**WORK TO BE COMPLETED**
Copy out all the lines in the records that include the word "Prestaties".

Interface dataset entries:
☆ ☆ ☆
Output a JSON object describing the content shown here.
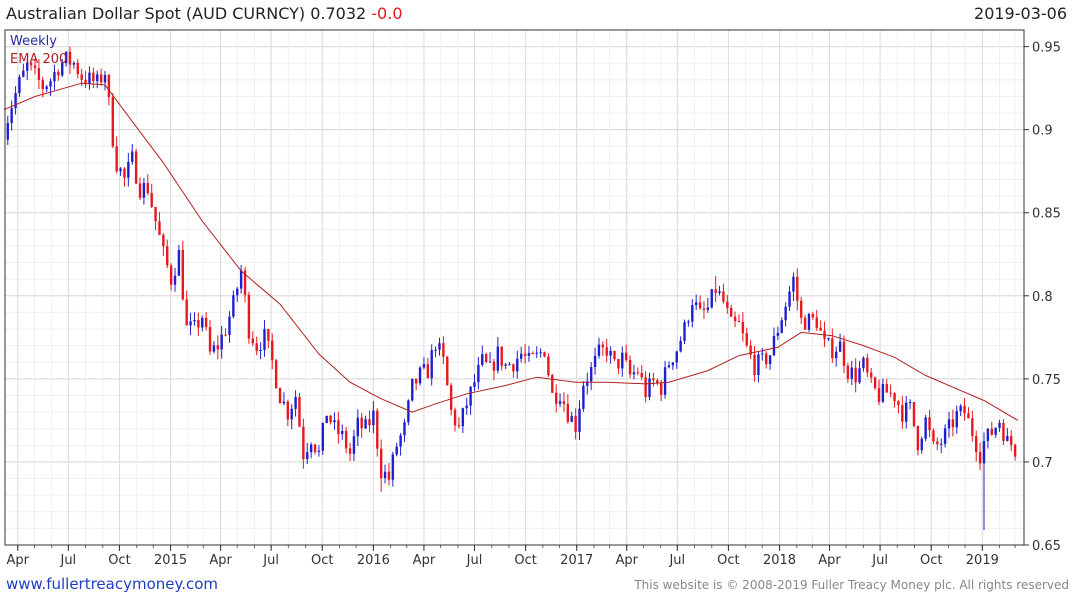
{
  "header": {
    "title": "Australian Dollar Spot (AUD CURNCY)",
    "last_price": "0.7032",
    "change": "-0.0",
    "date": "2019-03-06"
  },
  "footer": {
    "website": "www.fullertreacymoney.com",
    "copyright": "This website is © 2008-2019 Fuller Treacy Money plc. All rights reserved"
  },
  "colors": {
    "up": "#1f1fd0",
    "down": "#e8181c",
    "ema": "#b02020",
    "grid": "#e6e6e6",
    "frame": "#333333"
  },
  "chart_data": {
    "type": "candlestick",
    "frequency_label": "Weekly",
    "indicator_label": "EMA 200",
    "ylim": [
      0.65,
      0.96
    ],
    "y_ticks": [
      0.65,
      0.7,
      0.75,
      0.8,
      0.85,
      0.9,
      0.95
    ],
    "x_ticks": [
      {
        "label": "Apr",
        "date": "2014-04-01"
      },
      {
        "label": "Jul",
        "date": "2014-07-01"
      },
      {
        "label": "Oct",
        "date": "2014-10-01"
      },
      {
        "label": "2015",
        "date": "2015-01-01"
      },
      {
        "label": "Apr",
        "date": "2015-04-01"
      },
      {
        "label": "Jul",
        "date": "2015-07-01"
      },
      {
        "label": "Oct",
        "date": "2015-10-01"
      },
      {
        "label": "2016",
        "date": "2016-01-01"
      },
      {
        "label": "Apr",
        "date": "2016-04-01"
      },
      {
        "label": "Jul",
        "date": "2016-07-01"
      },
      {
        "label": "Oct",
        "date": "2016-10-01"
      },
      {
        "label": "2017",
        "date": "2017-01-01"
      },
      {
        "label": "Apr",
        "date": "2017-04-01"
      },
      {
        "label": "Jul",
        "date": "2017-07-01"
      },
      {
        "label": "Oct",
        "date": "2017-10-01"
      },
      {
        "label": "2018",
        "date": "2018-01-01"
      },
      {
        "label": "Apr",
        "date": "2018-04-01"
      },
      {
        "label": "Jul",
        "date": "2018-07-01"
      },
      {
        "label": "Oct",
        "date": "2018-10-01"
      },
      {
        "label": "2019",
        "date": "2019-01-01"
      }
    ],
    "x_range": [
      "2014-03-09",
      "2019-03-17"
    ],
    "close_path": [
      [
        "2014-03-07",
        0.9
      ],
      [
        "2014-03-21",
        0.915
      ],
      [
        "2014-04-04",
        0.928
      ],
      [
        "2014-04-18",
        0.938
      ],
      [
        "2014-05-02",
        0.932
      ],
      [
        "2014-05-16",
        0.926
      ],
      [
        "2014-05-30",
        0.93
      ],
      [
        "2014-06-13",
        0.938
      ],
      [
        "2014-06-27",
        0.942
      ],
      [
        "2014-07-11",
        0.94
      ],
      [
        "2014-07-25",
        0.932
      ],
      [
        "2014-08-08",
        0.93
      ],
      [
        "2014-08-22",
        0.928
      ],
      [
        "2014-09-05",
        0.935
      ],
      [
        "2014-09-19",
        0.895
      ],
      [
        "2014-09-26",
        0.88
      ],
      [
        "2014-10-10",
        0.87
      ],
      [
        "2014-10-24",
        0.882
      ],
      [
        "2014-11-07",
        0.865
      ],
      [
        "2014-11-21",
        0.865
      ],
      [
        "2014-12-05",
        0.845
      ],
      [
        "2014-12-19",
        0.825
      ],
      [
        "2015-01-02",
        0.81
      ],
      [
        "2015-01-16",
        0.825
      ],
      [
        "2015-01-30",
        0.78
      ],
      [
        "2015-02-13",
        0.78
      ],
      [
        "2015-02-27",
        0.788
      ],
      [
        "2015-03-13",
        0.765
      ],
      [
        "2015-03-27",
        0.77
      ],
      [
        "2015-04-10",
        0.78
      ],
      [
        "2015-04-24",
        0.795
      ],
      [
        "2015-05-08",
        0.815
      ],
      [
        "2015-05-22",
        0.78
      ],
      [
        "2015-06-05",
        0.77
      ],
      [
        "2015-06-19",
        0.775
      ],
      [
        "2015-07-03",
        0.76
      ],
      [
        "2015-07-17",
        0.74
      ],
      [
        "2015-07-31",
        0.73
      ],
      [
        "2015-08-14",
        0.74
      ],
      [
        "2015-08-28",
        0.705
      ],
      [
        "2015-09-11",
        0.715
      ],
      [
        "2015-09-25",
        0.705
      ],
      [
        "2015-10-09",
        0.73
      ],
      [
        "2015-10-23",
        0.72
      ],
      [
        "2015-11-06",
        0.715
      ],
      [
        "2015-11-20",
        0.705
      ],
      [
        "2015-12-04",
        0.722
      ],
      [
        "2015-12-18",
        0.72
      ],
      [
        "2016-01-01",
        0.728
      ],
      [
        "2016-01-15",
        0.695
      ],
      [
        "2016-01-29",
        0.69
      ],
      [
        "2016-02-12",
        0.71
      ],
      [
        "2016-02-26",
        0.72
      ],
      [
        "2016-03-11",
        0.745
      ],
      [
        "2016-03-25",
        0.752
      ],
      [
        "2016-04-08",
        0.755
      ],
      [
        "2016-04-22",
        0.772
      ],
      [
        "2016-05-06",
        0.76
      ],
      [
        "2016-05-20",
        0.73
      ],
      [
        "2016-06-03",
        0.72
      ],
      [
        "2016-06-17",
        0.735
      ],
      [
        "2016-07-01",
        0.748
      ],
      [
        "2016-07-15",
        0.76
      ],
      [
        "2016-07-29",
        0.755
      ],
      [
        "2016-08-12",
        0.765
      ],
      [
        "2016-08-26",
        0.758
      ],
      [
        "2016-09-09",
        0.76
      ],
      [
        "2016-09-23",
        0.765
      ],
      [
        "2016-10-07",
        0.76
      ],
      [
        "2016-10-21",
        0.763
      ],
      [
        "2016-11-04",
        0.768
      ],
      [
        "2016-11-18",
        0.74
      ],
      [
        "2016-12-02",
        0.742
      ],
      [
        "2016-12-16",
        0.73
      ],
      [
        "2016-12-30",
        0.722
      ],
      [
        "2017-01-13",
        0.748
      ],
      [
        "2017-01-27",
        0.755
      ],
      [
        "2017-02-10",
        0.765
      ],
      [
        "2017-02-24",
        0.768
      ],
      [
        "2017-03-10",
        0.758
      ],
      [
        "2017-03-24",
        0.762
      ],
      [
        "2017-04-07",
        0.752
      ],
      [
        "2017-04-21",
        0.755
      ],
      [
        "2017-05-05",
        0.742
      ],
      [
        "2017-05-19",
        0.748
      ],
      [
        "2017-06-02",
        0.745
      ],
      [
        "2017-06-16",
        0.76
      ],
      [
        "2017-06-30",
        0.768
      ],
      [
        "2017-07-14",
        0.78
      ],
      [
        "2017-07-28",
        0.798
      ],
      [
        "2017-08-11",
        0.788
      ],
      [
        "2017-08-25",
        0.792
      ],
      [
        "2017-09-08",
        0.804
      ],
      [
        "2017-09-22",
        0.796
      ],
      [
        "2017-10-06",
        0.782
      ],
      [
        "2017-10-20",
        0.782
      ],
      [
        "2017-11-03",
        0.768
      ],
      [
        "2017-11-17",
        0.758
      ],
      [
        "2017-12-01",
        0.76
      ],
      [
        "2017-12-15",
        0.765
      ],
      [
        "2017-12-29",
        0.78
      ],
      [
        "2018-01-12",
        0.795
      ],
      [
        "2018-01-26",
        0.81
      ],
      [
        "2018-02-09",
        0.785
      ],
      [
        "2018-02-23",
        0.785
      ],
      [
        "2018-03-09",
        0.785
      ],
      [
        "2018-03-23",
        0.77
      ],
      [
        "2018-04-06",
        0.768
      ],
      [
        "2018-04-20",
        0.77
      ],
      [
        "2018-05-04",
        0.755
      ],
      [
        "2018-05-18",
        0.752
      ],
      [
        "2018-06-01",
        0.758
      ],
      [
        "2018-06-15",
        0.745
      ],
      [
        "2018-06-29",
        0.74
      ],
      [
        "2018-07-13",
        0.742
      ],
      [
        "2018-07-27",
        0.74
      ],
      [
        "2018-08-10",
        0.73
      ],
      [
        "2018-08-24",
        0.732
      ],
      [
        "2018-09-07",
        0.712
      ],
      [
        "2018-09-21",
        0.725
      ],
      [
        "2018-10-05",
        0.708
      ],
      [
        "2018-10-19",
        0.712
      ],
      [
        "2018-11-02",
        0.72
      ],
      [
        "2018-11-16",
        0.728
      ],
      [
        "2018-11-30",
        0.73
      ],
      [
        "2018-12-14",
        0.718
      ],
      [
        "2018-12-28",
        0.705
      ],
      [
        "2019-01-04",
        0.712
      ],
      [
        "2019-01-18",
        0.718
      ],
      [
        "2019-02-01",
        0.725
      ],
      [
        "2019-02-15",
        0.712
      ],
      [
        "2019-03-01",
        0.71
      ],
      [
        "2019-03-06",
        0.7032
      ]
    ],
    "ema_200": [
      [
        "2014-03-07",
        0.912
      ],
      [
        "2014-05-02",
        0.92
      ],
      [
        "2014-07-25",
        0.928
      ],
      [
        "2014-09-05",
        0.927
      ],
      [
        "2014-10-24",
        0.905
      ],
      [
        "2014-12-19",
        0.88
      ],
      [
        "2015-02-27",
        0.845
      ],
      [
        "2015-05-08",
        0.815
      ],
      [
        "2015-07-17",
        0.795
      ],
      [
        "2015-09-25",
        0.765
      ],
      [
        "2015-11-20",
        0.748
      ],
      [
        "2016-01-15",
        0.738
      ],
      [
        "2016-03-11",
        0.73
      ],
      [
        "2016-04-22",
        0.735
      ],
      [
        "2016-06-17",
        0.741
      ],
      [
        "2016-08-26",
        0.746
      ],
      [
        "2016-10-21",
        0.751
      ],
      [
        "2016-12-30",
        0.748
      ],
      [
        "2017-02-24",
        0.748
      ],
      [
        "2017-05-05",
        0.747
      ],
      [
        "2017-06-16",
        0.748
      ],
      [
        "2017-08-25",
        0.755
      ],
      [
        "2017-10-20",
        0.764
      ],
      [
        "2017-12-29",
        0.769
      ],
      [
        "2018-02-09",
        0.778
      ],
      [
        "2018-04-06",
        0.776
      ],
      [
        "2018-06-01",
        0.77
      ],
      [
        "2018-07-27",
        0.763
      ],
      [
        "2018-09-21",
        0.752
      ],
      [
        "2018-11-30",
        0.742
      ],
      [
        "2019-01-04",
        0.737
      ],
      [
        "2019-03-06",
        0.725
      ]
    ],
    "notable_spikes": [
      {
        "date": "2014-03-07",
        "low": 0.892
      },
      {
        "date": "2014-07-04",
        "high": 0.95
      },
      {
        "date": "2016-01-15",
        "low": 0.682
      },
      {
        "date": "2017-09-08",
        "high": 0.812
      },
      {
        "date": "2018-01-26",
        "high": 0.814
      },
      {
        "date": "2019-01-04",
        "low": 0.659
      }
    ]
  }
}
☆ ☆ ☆
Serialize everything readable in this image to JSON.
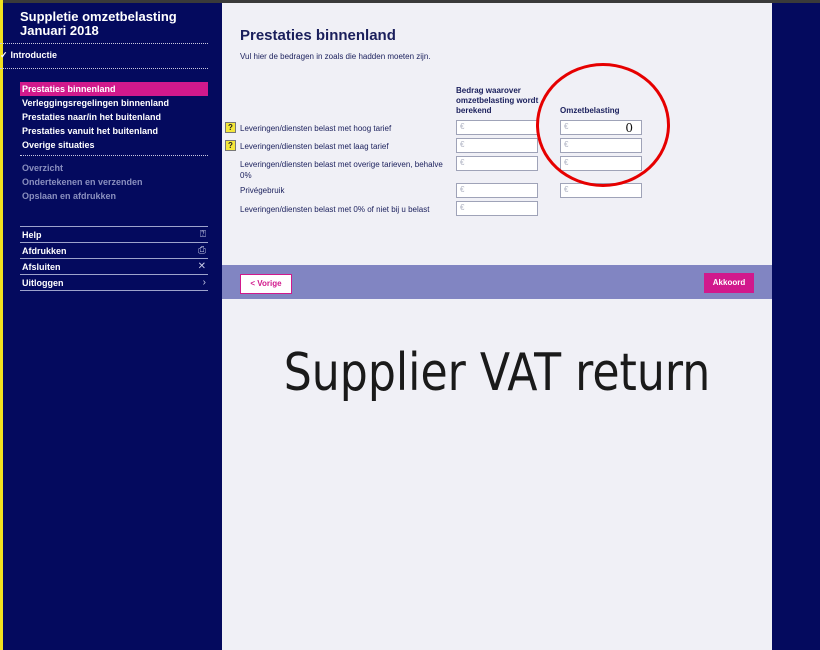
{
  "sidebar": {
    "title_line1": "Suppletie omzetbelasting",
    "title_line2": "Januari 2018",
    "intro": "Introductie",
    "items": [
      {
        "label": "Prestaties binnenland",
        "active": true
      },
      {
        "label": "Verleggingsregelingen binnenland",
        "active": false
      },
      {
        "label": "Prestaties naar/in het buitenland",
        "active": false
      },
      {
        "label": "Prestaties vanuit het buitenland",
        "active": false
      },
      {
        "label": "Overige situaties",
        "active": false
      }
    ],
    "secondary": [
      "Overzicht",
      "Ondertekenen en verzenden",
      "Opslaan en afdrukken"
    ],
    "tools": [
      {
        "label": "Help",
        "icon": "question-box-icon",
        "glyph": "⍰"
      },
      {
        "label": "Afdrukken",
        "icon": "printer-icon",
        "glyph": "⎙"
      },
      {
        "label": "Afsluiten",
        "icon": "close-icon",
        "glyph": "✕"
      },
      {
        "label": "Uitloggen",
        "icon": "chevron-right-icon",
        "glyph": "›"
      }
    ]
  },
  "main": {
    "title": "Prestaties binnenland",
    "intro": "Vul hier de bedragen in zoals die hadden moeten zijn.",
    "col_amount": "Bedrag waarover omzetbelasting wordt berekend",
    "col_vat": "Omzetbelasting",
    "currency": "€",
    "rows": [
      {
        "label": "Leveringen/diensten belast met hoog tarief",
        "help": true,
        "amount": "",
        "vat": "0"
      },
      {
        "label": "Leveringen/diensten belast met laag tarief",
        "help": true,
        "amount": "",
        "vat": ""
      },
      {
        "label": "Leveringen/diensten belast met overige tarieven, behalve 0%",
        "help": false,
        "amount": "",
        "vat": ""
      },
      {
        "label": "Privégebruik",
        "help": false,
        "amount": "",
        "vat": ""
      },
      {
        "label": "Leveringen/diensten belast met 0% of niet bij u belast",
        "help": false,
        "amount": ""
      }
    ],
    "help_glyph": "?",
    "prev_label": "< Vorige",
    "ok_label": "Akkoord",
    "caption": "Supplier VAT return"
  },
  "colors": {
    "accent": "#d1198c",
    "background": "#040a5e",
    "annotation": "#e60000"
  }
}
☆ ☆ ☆
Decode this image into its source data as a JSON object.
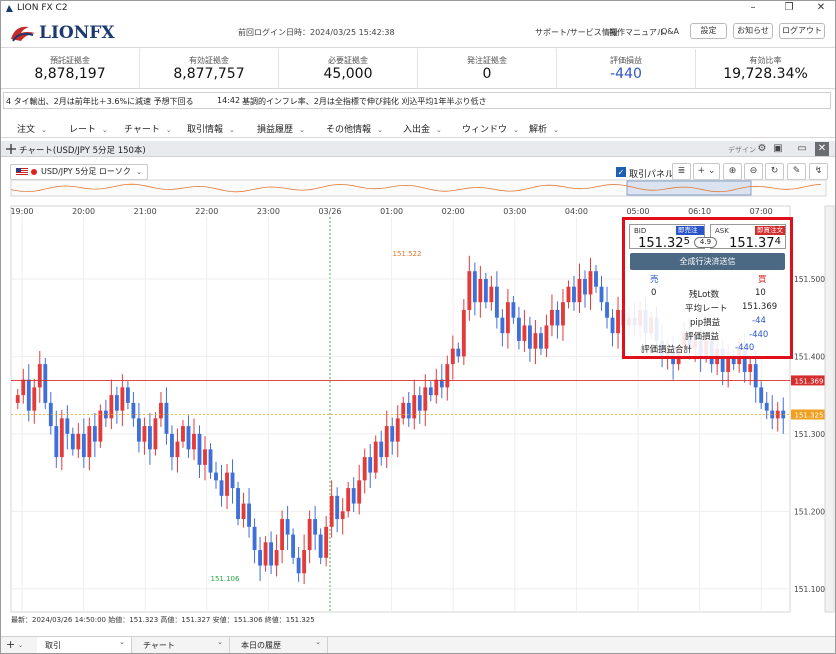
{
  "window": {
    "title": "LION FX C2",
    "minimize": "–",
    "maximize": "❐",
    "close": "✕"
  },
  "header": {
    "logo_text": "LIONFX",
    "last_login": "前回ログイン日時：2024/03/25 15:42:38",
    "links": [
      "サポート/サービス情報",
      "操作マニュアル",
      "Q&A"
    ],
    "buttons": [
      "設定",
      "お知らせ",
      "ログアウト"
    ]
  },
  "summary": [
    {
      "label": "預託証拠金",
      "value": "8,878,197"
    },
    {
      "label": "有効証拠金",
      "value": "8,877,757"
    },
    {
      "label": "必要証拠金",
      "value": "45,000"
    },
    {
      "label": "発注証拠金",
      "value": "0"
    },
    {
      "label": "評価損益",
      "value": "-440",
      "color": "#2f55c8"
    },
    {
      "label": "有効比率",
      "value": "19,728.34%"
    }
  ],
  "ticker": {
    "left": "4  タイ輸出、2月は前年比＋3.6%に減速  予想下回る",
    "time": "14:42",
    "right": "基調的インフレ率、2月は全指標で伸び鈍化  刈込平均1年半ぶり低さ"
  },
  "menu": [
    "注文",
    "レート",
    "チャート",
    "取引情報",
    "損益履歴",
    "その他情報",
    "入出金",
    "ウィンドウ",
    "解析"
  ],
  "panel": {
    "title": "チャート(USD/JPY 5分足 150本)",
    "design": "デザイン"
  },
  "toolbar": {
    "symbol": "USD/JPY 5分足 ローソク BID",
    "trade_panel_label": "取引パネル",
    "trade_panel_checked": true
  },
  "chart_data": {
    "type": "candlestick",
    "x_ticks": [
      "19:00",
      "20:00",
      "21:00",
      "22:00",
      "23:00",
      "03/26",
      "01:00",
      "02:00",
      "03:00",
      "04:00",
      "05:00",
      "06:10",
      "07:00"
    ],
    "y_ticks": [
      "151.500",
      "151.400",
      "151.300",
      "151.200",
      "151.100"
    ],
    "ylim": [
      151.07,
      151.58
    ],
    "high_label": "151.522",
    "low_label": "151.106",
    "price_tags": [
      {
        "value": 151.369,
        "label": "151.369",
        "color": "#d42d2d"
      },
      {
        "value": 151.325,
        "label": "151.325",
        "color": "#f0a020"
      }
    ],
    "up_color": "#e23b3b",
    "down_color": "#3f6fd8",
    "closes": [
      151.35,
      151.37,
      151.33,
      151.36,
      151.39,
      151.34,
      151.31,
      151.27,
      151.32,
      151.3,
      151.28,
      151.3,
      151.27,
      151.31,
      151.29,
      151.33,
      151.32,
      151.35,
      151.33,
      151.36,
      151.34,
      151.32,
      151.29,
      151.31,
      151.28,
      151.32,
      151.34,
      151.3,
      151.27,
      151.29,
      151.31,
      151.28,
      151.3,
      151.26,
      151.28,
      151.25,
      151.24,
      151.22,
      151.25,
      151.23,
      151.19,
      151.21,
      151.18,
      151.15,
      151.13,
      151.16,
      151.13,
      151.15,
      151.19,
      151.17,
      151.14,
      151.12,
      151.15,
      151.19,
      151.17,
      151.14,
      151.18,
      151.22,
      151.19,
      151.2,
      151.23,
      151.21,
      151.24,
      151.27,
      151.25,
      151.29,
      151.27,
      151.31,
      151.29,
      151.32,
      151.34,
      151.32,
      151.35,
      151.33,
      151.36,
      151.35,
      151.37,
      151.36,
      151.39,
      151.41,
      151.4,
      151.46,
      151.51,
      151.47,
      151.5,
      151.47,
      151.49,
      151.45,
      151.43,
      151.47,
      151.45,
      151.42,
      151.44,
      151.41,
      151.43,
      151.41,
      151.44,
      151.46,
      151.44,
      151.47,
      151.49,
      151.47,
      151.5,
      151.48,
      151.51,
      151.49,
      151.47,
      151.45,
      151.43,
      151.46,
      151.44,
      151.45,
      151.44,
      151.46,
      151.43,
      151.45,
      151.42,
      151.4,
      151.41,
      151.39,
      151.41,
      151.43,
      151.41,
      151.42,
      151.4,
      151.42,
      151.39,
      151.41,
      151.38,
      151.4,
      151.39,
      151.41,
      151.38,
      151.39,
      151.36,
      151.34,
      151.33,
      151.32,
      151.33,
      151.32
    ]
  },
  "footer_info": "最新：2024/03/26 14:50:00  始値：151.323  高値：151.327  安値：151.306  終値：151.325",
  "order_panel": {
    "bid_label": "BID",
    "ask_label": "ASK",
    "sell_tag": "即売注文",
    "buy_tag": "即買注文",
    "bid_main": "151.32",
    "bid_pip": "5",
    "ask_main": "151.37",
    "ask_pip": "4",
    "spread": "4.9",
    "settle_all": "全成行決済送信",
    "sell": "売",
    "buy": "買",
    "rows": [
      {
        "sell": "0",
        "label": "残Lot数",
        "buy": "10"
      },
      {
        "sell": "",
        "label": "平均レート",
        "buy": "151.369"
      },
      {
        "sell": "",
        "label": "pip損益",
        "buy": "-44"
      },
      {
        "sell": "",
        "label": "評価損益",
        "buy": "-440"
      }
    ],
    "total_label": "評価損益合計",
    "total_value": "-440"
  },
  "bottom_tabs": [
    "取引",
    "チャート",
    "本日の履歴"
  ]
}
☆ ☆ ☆
**SOLUTION TO THIS TASK**
        "label": "Prestaties binnenland",
        "label": "Prestaties naar/in het buitenland",
        "label": "Prestaties vanuit het buitenland",
    "title": "Prestaties binnenland",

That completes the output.